RECORDS SHOWN below:

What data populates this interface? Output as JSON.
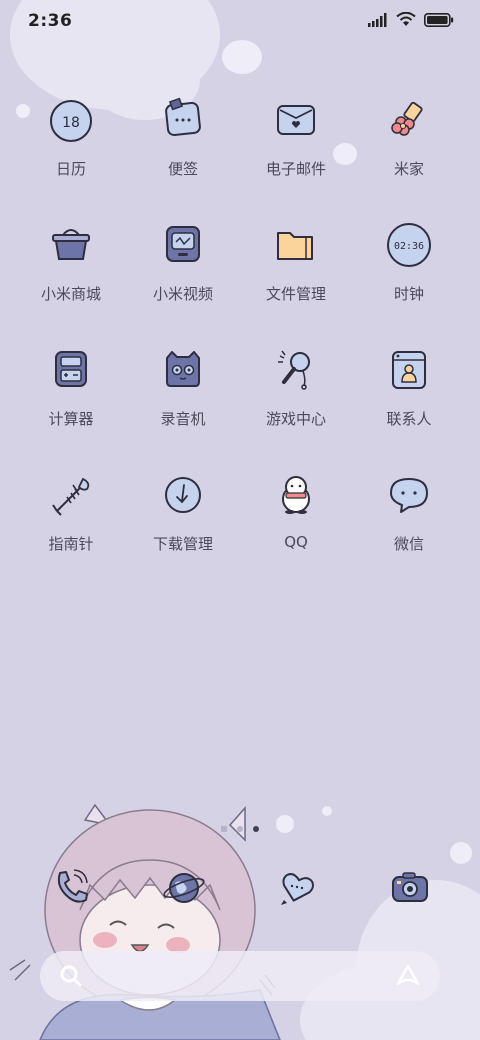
{
  "status": {
    "time": "2:36"
  },
  "apps": [
    {
      "id": "calendar",
      "label": "日历",
      "icon": "calendar-icon",
      "badge": "18"
    },
    {
      "id": "notes",
      "label": "便签",
      "icon": "notes-icon"
    },
    {
      "id": "email",
      "label": "电子邮件",
      "icon": "envelope-icon"
    },
    {
      "id": "mijia",
      "label": "米家",
      "icon": "flower-plug-icon"
    },
    {
      "id": "mall",
      "label": "小米商城",
      "icon": "basket-icon"
    },
    {
      "id": "video",
      "label": "小米视频",
      "icon": "tv-icon"
    },
    {
      "id": "files",
      "label": "文件管理",
      "icon": "folder-icon"
    },
    {
      "id": "clock",
      "label": "时钟",
      "icon": "clock-icon",
      "clock_text": "02:36"
    },
    {
      "id": "calculator",
      "label": "计算器",
      "icon": "calculator-icon"
    },
    {
      "id": "recorder",
      "label": "录音机",
      "icon": "cat-recorder-icon"
    },
    {
      "id": "games",
      "label": "游戏中心",
      "icon": "magnifier-game-icon"
    },
    {
      "id": "contacts",
      "label": "联系人",
      "icon": "contact-card-icon"
    },
    {
      "id": "compass",
      "label": "指南针",
      "icon": "fish-bone-icon"
    },
    {
      "id": "downloads",
      "label": "下载管理",
      "icon": "download-icon"
    },
    {
      "id": "qq",
      "label": "QQ",
      "icon": "penguin-icon"
    },
    {
      "id": "wechat",
      "label": "微信",
      "icon": "chat-bubble-icon"
    }
  ],
  "dock": [
    {
      "id": "phone",
      "icon": "phone-icon"
    },
    {
      "id": "browser",
      "icon": "globe-icon"
    },
    {
      "id": "messages",
      "icon": "heart-message-icon"
    },
    {
      "id": "camera",
      "icon": "camera-icon"
    }
  ],
  "page_indicator": {
    "count": 3,
    "active_index": 2
  },
  "search": {
    "icon": "search-icon",
    "assistant_icon": "assistant-icon"
  },
  "colors": {
    "background": "#d6d2e6",
    "icon_fill": "#c5d3ef",
    "icon_dark": "#5e6796",
    "folder": "#fbd49b",
    "outline": "#2e2e3e"
  }
}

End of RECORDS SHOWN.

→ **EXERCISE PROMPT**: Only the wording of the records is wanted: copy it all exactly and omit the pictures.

→ **RESULT FOR THIS EXERCISE**:
What data populates this interface? Output as JSON.
{
  "status": {
    "time": "2:36"
  },
  "apps": [
    {
      "id": "calendar",
      "label": "日历",
      "icon": "calendar-icon",
      "badge": "18"
    },
    {
      "id": "notes",
      "label": "便签",
      "icon": "notes-icon"
    },
    {
      "id": "email",
      "label": "电子邮件",
      "icon": "envelope-icon"
    },
    {
      "id": "mijia",
      "label": "米家",
      "icon": "flower-plug-icon"
    },
    {
      "id": "mall",
      "label": "小米商城",
      "icon": "basket-icon"
    },
    {
      "id": "video",
      "label": "小米视频",
      "icon": "tv-icon"
    },
    {
      "id": "files",
      "label": "文件管理",
      "icon": "folder-icon"
    },
    {
      "id": "clock",
      "label": "时钟",
      "icon": "clock-icon",
      "clock_text": "02:36"
    },
    {
      "id": "calculator",
      "label": "计算器",
      "icon": "calculator-icon"
    },
    {
      "id": "recorder",
      "label": "录音机",
      "icon": "cat-recorder-icon"
    },
    {
      "id": "games",
      "label": "游戏中心",
      "icon": "magnifier-game-icon"
    },
    {
      "id": "contacts",
      "label": "联系人",
      "icon": "contact-card-icon"
    },
    {
      "id": "compass",
      "label": "指南针",
      "icon": "fish-bone-icon"
    },
    {
      "id": "downloads",
      "label": "下载管理",
      "icon": "download-icon"
    },
    {
      "id": "qq",
      "label": "QQ",
      "icon": "penguin-icon"
    },
    {
      "id": "wechat",
      "label": "微信",
      "icon": "chat-bubble-icon"
    }
  ],
  "dock": [
    {
      "id": "phone",
      "icon": "phone-icon"
    },
    {
      "id": "browser",
      "icon": "globe-icon"
    },
    {
      "id": "messages",
      "icon": "heart-message-icon"
    },
    {
      "id": "camera",
      "icon": "camera-icon"
    }
  ],
  "page_indicator": {
    "count": 3,
    "active_index": 2
  },
  "search": {
    "icon": "search-icon",
    "assistant_icon": "assistant-icon"
  },
  "colors": {
    "background": "#d6d2e6",
    "icon_fill": "#c5d3ef",
    "icon_dark": "#5e6796",
    "folder": "#fbd49b",
    "outline": "#2e2e3e"
  }
}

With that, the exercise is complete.